----- DATA SUPPLIED

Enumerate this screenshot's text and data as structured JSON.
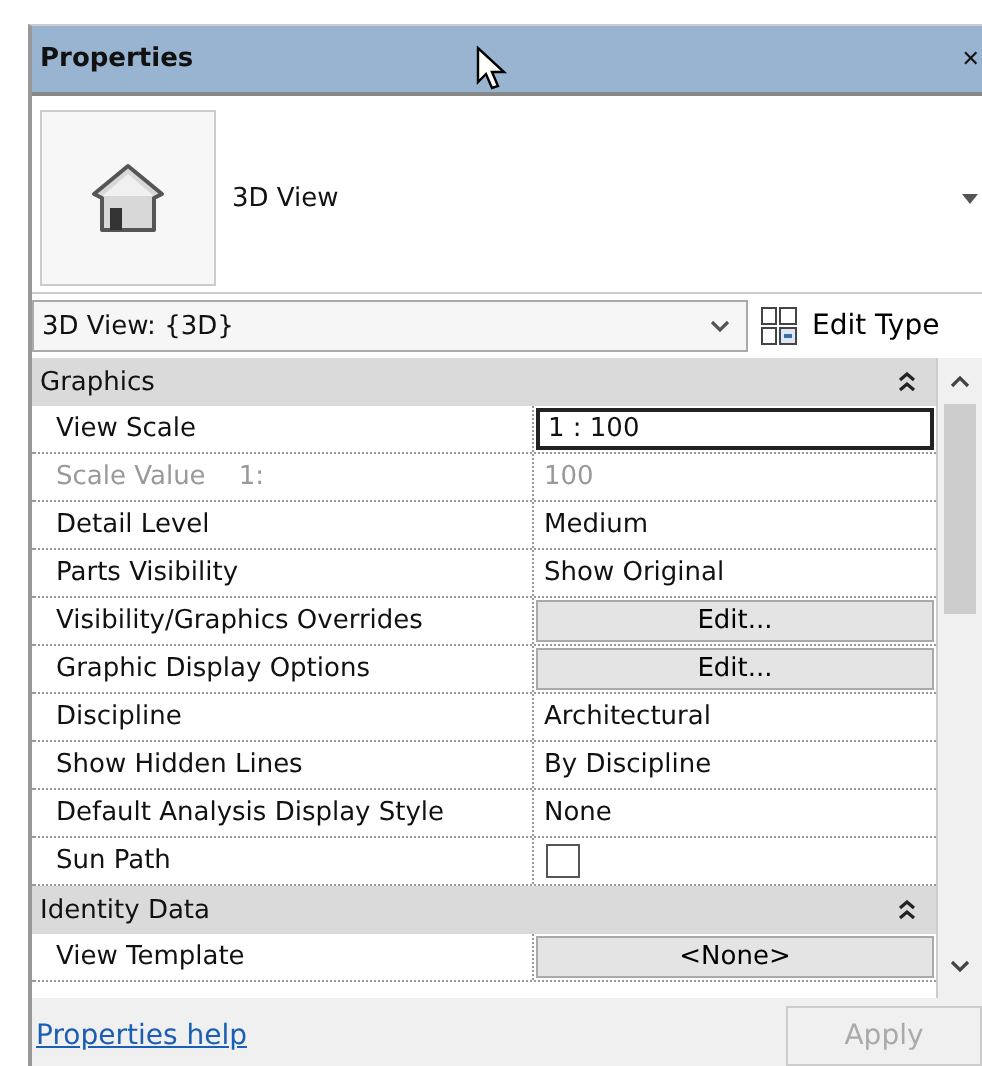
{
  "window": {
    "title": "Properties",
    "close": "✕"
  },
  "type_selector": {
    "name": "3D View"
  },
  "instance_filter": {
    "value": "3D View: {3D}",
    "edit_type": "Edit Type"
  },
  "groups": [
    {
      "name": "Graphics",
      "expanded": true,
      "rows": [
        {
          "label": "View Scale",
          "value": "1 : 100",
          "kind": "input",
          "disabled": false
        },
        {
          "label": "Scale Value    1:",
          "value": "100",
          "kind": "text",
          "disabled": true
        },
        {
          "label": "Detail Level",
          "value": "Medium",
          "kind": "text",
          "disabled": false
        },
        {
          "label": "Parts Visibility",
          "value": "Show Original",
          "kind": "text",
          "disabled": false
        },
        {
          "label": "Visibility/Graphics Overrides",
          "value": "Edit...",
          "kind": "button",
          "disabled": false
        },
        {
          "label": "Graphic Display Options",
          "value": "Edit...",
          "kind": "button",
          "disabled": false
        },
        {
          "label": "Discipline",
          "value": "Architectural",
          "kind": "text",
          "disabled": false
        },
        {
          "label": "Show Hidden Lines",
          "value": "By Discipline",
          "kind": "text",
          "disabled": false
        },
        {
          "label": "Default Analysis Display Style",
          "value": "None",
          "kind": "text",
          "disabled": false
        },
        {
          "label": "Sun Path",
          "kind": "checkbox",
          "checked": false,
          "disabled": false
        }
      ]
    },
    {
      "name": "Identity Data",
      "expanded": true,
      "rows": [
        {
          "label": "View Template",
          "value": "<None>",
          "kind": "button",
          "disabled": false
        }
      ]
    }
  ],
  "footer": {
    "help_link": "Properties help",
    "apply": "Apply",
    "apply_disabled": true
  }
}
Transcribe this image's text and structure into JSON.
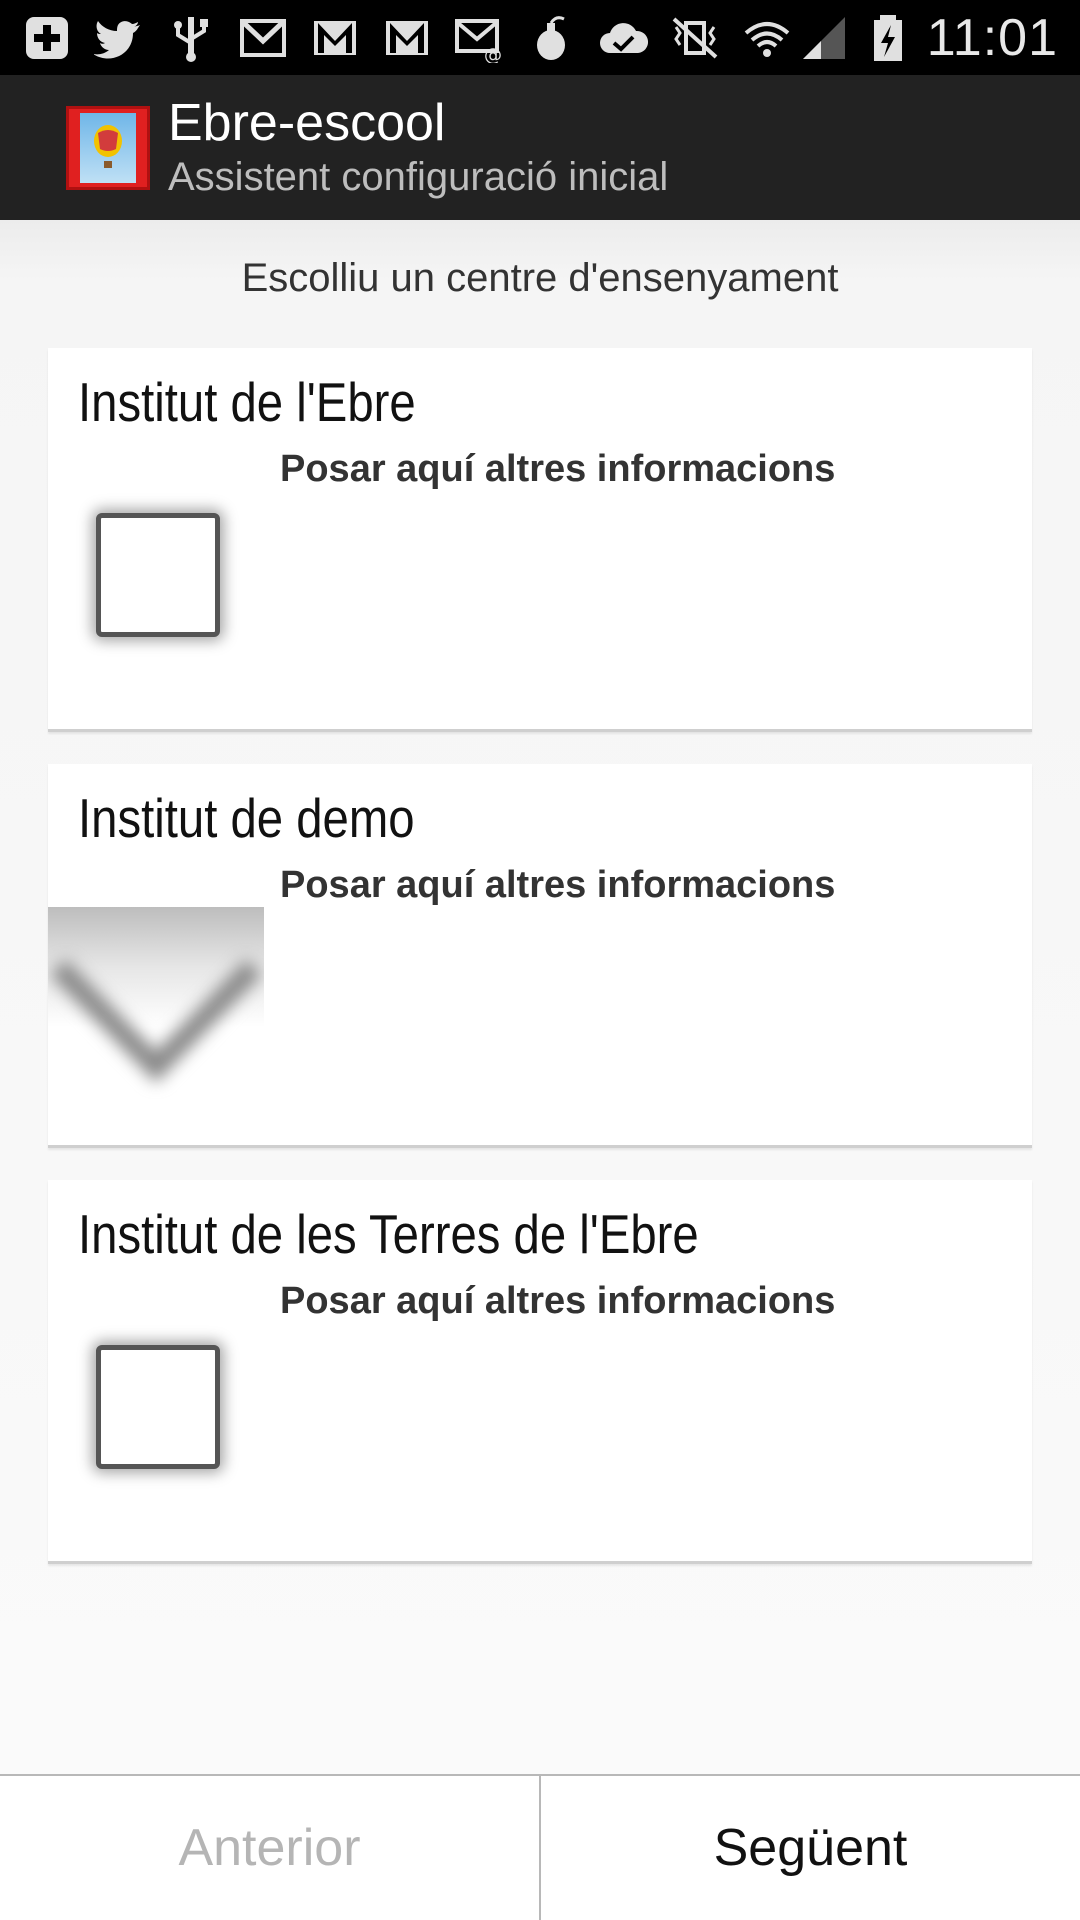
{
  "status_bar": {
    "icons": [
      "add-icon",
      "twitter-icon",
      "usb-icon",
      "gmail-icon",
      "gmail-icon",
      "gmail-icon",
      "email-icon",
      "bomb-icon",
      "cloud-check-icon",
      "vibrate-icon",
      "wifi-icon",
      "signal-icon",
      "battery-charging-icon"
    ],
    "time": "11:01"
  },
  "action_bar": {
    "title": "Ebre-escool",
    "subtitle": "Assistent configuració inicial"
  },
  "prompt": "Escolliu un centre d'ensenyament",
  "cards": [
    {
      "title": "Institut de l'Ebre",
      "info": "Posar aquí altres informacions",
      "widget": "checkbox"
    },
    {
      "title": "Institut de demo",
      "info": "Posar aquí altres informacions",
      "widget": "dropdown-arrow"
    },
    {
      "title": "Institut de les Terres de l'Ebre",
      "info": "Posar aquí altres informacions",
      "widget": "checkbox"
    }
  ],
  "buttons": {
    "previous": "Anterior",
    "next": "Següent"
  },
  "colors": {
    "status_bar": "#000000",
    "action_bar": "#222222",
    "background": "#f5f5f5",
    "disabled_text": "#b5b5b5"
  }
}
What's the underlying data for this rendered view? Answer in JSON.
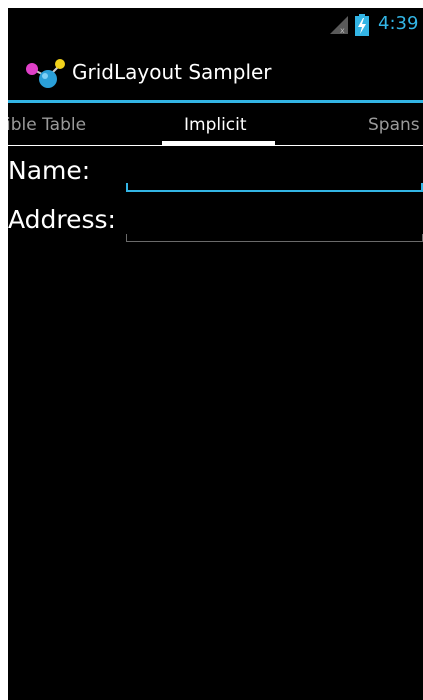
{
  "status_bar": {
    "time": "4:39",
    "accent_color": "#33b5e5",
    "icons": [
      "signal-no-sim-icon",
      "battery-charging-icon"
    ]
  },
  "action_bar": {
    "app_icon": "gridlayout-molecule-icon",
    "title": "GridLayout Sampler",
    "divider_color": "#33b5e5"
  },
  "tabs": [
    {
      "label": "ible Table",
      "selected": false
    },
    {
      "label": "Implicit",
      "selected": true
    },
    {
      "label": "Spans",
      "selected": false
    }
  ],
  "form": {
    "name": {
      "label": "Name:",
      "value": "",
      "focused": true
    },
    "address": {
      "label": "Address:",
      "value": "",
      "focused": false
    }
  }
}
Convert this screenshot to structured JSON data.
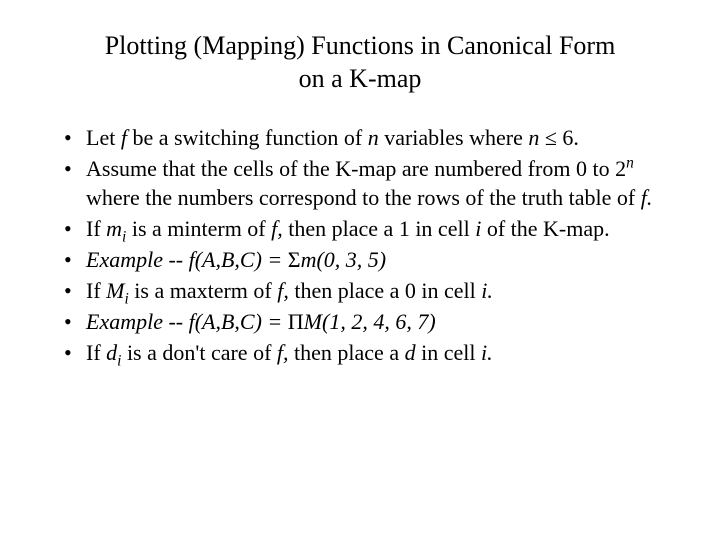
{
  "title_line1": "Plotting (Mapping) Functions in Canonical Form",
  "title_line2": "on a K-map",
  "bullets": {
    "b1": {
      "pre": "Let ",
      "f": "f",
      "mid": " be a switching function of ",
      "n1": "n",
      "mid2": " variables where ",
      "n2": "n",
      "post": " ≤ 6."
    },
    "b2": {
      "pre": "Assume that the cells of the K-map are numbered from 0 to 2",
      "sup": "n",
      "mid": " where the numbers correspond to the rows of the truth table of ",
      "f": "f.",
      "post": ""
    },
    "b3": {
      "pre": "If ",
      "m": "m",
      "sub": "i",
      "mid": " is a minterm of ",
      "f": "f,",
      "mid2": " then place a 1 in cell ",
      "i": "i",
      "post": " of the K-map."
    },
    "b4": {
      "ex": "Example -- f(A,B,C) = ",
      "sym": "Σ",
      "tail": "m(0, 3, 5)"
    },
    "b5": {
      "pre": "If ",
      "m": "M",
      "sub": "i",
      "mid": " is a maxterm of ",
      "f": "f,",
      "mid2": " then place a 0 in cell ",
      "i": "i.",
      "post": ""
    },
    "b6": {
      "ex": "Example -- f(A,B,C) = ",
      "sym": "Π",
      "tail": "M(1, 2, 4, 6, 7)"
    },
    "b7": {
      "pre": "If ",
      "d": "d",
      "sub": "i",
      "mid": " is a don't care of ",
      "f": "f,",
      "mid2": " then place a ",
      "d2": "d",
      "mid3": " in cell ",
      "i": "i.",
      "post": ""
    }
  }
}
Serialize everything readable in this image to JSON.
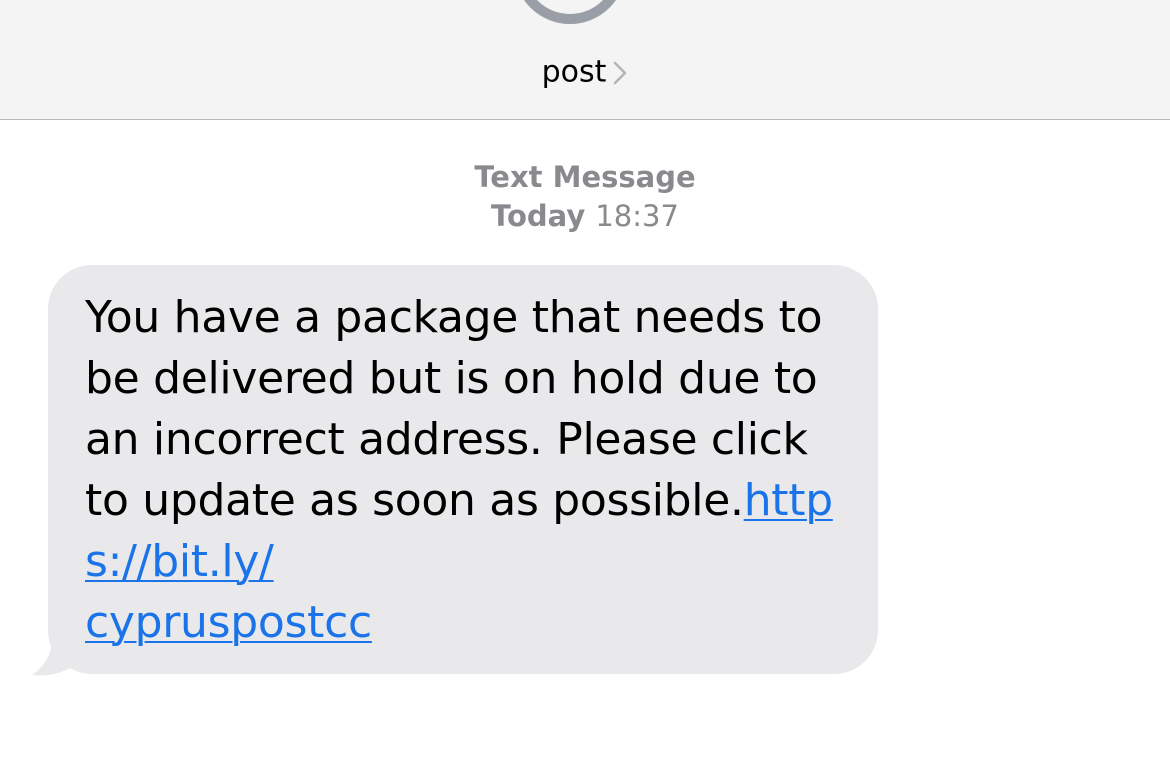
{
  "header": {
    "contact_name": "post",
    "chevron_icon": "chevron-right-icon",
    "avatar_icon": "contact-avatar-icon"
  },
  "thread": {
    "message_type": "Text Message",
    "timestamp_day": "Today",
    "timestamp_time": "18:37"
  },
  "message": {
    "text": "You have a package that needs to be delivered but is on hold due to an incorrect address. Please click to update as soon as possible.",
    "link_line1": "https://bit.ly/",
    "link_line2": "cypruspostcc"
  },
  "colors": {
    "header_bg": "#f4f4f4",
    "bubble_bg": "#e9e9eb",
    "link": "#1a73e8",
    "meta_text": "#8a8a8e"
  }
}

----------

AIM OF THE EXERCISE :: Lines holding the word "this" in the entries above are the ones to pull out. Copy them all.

WORKED SOLUTION ::
Enumerate this screenshot's text and data as structured JSON.
Transcribe this image's text and structure into JSON.
What's the underlying data for this rendered view? Answer in JSON.
Convert this screenshot to structured JSON data.
Serialize everything readable in this image to JSON.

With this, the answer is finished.